What are "Ghost Inscriptions"?

What are "Ghost Inscriptions"?

We recently discovered a new type of inscription, a "missing" inscription type that didn't even have the chance to be recognized as "cursed". Some of us have started calling them "ghost inscriptions". Perhaps the nomenclature, definition of "ghost inscription" will evolve with time, but let's dive in and explain what is happening:

The ord client will soon begin recognizing a new type of inscription. There are currently only 4 types of curses that create a cursed inscription, but there could be many more – we just don't know what they might be. OrdinalHub developer Psifour coined the term "ghost inscription" to describe this new class of inscription, but it is unclear whether we will use ghost inscription to refer to a specific mechanic that created these missing inscriptions or whether "ghost" will refer to an entire category of inscriptions.

How ghost inscriptions were discovered

We here at OrdinalHub first publicly identified what we now call ghost inscriptions last May in our video "the Cursed Inscriptions Rabbithole. We initially created the video because the market was uneducated about what cursed inscriptions were. Additionally, the documentation on the official ordinals.com site was inaccurate and was causing a lot of confusion.

In the video, we demonstrated how the documentation on ordinals.com would have produced a cursed inscription. However, as the definition of cursed as evolved, it appears that we would no longer consider the inscription produced from the documentation "cursed". Cursed seems to have evolved into meaning "an inscription that is considered valid but not yet recognized by the ord reference client" whereas this was an inscription type that was not yet considered valid nor appeared to be recognized by anyone but us at OrdinalHub. Therefore, we may need a new name or category to describe it.

Ghost inscriptions from pushnum opcodes

The first type of ghost inscription we've identified results from using "pushnum opcodes" in the inscription envelope. (If you don't know what an envelope is, go read our other blog!)

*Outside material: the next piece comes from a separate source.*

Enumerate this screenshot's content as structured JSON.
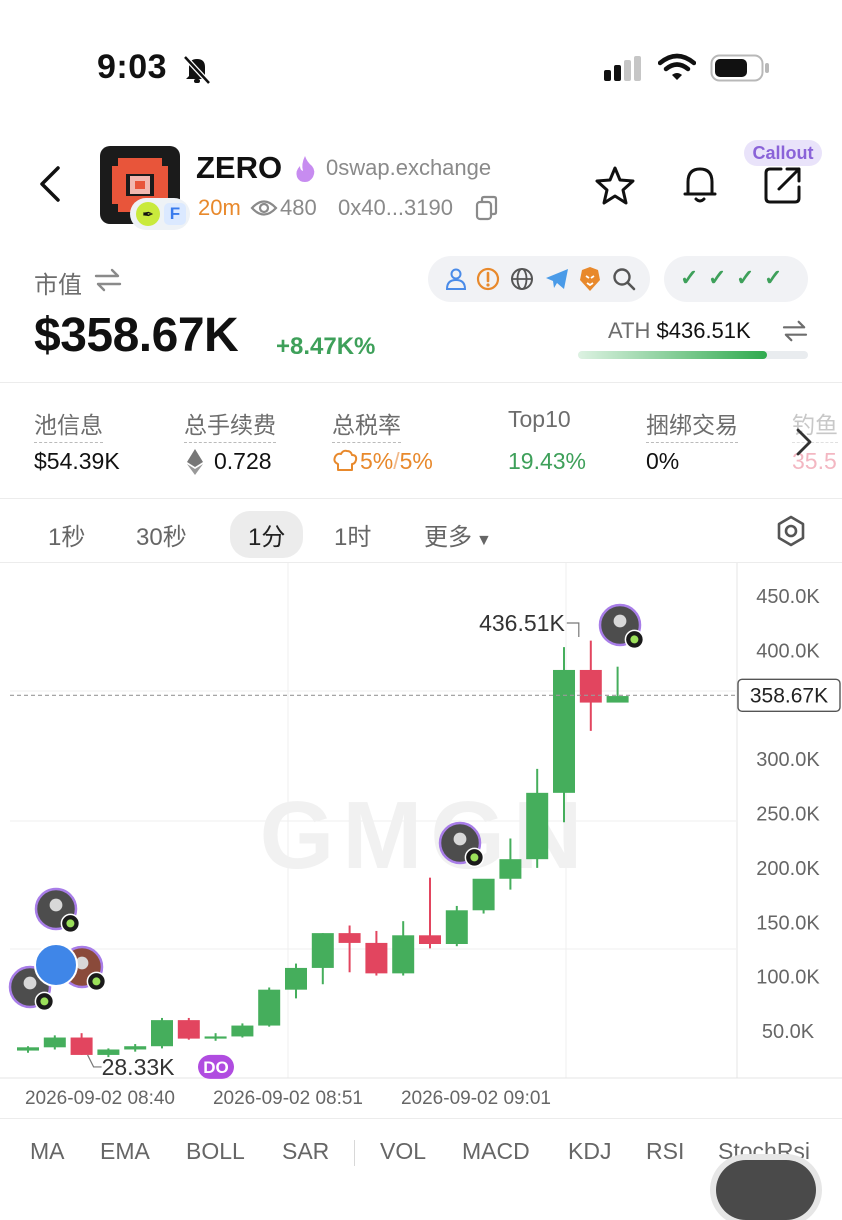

Pushnum opcodes are opcodes like OP_1 (or OP_2 -> OP_16) are pushed onto the stack in a taproot script-path spend scripts. Upon release of ord 0.4.0 and still to-date in ord 0.9.0, including a pushnum opcode results in the ord client (and we assume all other clients) not parsing the inscription, meaning that it doesn't recognize the inscription at all.

Here is what the original documentation on docs.ordinals.com said:

Notice that following the documentation OP_1 would be pushed instead of what the updated documentation says today, now updated to the correct OP_PUSH 1.

TL;DR: it was a simple mistake early on in the ord documentation that resulted in a lot of confusion and a fun new type of missing inscription.

While the documentation was fixed after we identified it, there wasn't much discussion about the existence of inscriptions that were created because of the misleading docs. In fact, it appears that Casey Rodarmor only recently discovered that these inscription existed after Psifour was discussing it on a twitter spaces during the "Inscription renumbering debate" the past few weeks:

What are we doing about ghost inscriptions?

Recently, with the "Refactoring the Inscription parsing" PR #2461, many new inscription envelopes in taproot script path spends would be recognized. With Casey now aware of ghost inscriptions, the new envelope parser makes it easy to allow explicit recognition of this new type of inscription resulting from pushnum opcodes "breaking" ord parsing.

A nice upside to this new recognition is that using OP_1 and other pushnum opcodes would also allow us to save one byte per field. This would be a nice minor efficiency improvement for inscriptions overall and I expect this technique to eventually be utilized by more inscribers, especially in the distant future when Bitcoin becomes more expensive to use and every byte counts.

One downside is that due to the obscurity of this issue with ord inscription parsing, this topic has gone entirely unnoticed and undiscussed by the community. Should these inscriptions be recognized? Would this new inscription recognition be considered a "Pareto Improvement"?

*Personal opinion alert*

I believe that most everyone would agree that they should be recognized, however I do want to point out the risks in recognizing more inscription types without a strong agreed upon definition for "what is a valid inscription" or a protocol development/governance structure in place. It is as if the entire Inscription renumbering debate has just ended with no resolution about the core conflicts. There is little to no discussion on the ord github about the very things we were passionately arguing about now fewer than 10 days ago, making me question whether or not people actually care about ordinals or if they just want to make money.

At the moment, I'm still the only person who has commented on the Jubilee issue and I have seen no discussion about it anywhere on twitter or the github. This dumbfounds me.